He also waxes lyrical about the down-mixing capabilities: “It’s really awesome that I can mix something in stereo, go crazy with the surrounds, then it folds down and there’s no phasing or any weirdness, that’s great. I’ve struggled for years to push content in surround then have it translate to an LtRt for broadcast, or even movies. It’s such an old technology and it really doesn’t sound great if you put a lot of stuff on the rear channels, it phases and just sounds bad. But I’ve been pushing Symphony and Stratus really hard and it sounds really great folding down. It’s inspired me to make the spaces bigger for surround, especially in films, and not be as worried about keeping all the dialog dead-centre and all the music just in the rears - I can push the soundscape a little. I love the way you can narrow the width of the plug-ins within the plug-in or make it wider, it’s super useful: with films you’re either trying to make things sound big and awesome (if it’s a sci-fi or action thing) or you’re trying to make it sound realistic. You have to make it sound bigger than life, but almost like it could have been from the actual recording. You have to narrow it down and make it match things. So it’s so useful, that little slider!”

The low CPU-usage has also won Stynes over: “Symphony and Stratus have got a lot of power without having to use much CPU, and that’s a big thing. I hear the PhoenixVerb uses even less. I know some people who work on big stuff, like at Lucas and places, and they put just tons of Phoenixes on their session; they just have a whole bunch set to the settings they like and they’ll run stuff - like 10 or 12 - and they’re like ‘you want a room, run it to the room channel, want a big exterior, run it to the exterior channel’. I love it.”

“It makes sense when you look back”

Reflecting on his career once again as we wrap up, Stynes muses on the benefits of hindsight and concludes that his only advice to others following his path would be to “just try to keep excited and keep doing stuff you love, and keep the fun in it and keep going.” No-one can know where their path is going to lead, and rarely is it smooth. “When you look back the path makes sense, but when you’re going forward it seems totally random! You can’t see around the corner - almost never do you see what’s really going to happen in five years.

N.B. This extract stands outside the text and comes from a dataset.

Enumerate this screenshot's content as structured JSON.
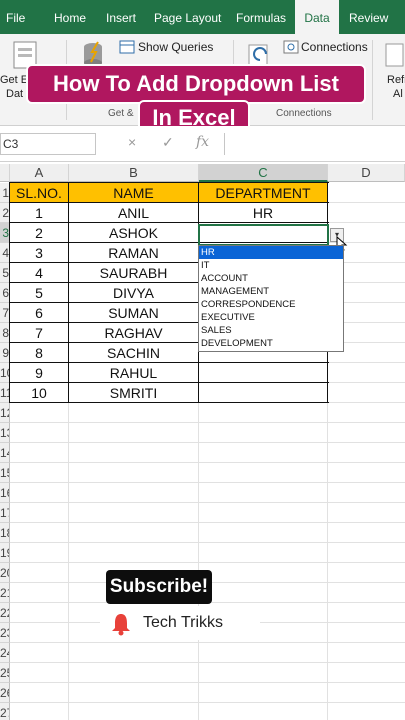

So just keep going forward, and hopefully you’re doing what you like to do… It makes sense when you look back.”

And if it’s variety, success and fulfillment along the way that make the winding path worthwhile, Stynes has certainly taken the scenic route and reached the very top.